The Requirements Pit


August 23, 2017

The Pragmatic Programmer: From Journeyman to Master, is a classic book and must be read by every programmer, maybe again and again. Published by Dave Thomas and Andy Hunt in 1999 as the first in the series The Pragmatic Bookshelf label, the book has a lot of tips on how software should be created and maintained.

The book uses analogies to communicate the ideas. The broken window theory, the stone soup and boiling frog are popular analogies from the book. Jeff Atwood's post A Pragmatic Quick Reference covers a quick reference of the entire book.

The book describes the experience Brian Eno [the famous producer and musician] had while designing an ultimate mixing board. Quoting from the book:

Sometimes the Interface Is the System

In an article in Wired magazine (January 1999, page 176), producer and musician Brian Eno described an incredible piece of technology—the ultimate mixing board. It does anything to sound that can be done. And yet, instead of letting musicians make better music, or produce a recording faster or less expensively, it gets in the way; it disrupts the creative process.

To see why, you have to look at how recording engineers work. They balance sounds intuitively. Over the years, they develop an innate feedback loop between their ears and their fingertips—sliding faders, rotating knobs, and so on. However, the interface to the new mixer didn't leverage off those abilities. Instead, it forced its users to type on a keyboard or click a mouse. The functions it provided were comprehensive, but they were packaged in unfamiliar and exotic ways. The functions the engineers needed were sometimes hidden behind obscure names, or were achieved with non intuitive combinations of basic facilities.

That environment has a requirement to leverage existing skill sets. While slavishly duplicating what already exists doesn't allow for progress, we must be able to provide a transition to the future.

For example, the recording engineers may have been better served by some sort of touchscreen interface—still tactile, still mounted as a traditional mixing board might be, yet allowing the software to go beyond the realm of fixed knobs and switches. Providing a comfortable transition through familiar metaphors is one way to help get buy-in.

This example also illustrates our belief that successful tools adapt to the hands that use them. In this case, it is the tools that you build for others that must be adaptable.

Refer to the original Wired magazine article - The revenge of the intuitive
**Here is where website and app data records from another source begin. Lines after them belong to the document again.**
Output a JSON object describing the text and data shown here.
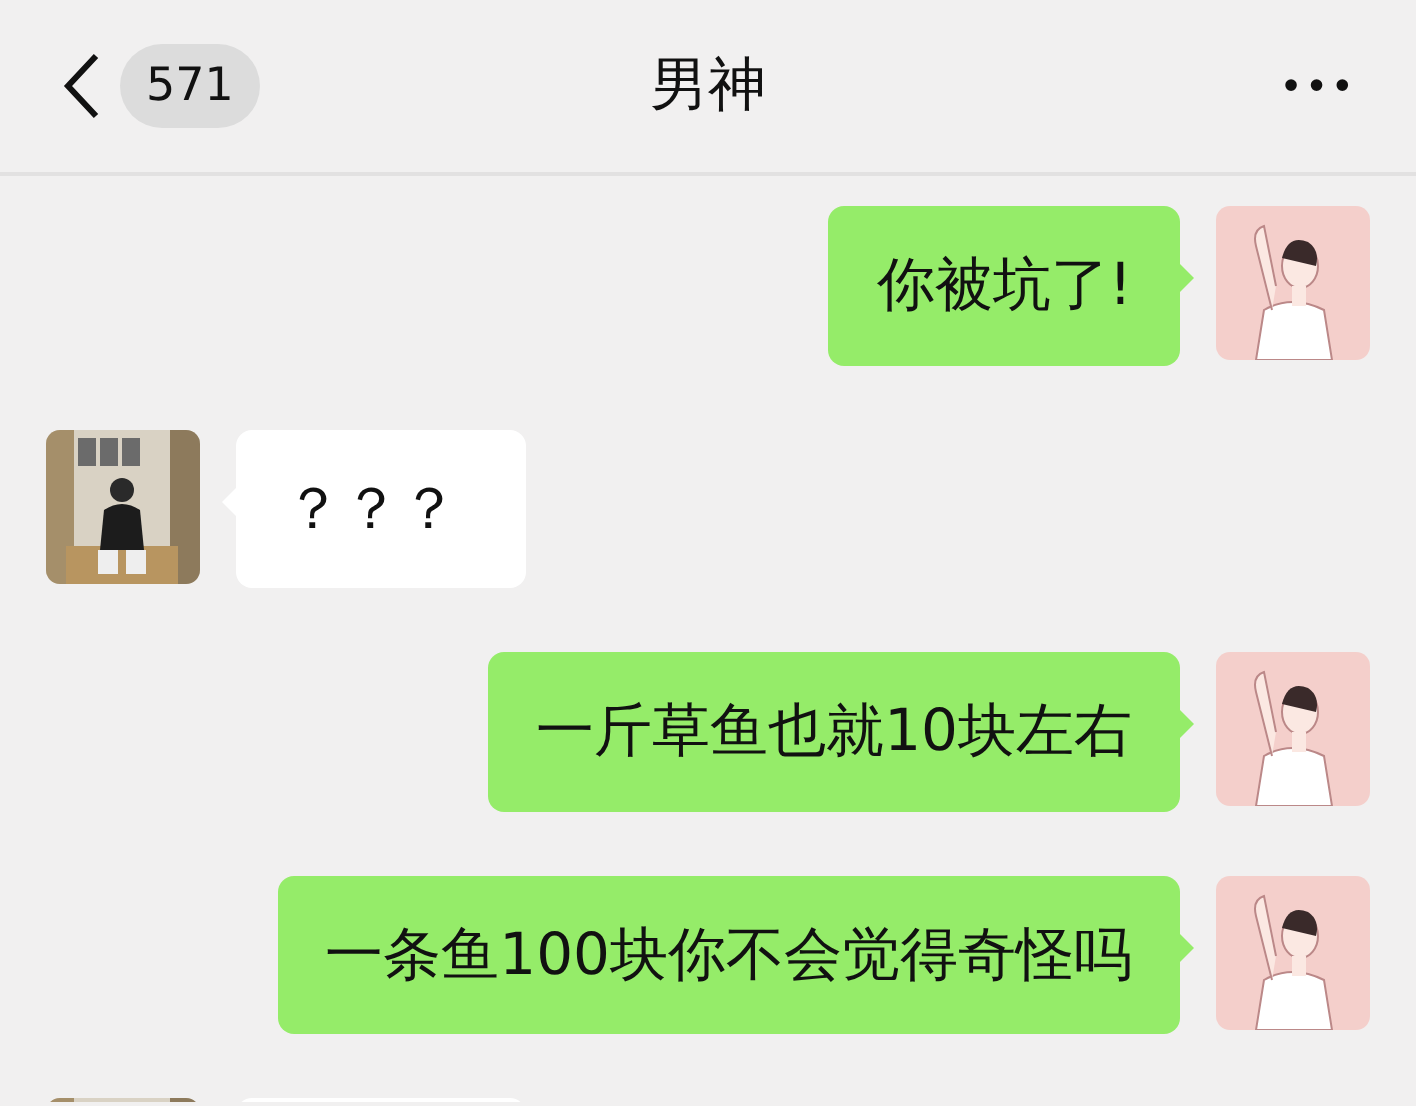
{
  "header": {
    "unread": "571",
    "title": "男神",
    "more": "•••"
  },
  "messages": [
    {
      "kind": "outgoing",
      "text": "你被坑了!"
    },
    {
      "kind": "incoming",
      "text": "？？？"
    },
    {
      "kind": "outgoing",
      "text": "一斤草鱼也就10块左右"
    },
    {
      "kind": "outgoing",
      "text": "一条鱼100块你不会觉得奇怪吗"
    },
    {
      "kind": "incoming"
    }
  ]
}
So the summary is Work with a User to Think Like a User.

Documenting Requirements

Like a good codebase, the requirements should also be abstract because none, including the end users, know the requirements well enough. These abstractions, help the software to be flexible. Let's look at an example:

"An employee record may be viewed only by a nominated group of people"

The above conveys in a generic manner that there should be restrictions on who can view what. Compare that with:

"Only an employee's supervisors and the personnel department may view that employee's records"

While this is more specific, it can (or will) change tomorrow because of an addition of new role or change in the privileges for an existing role.

There is a high probability that the system becomes more rigid when requirements are mentioned in more specific way vs when mentioned in a generic way. Documenting them as use cases, as Ivar Jacobson recommends with the focus on the goal to be achieved helps it to be more abstract.

Project Glossary

Also maintain a Project Glossary to bring in common and consistent vocabulary across the team i.e., the domain experts, end users, developers because:

It's very hard to succeed on a project where the users and developers refer to the same thing by different names or, even worse, refer to different things by the same name.

My friend Yedhu has written a short and crisp summary about The Pragmatic Programmer. You can read them here.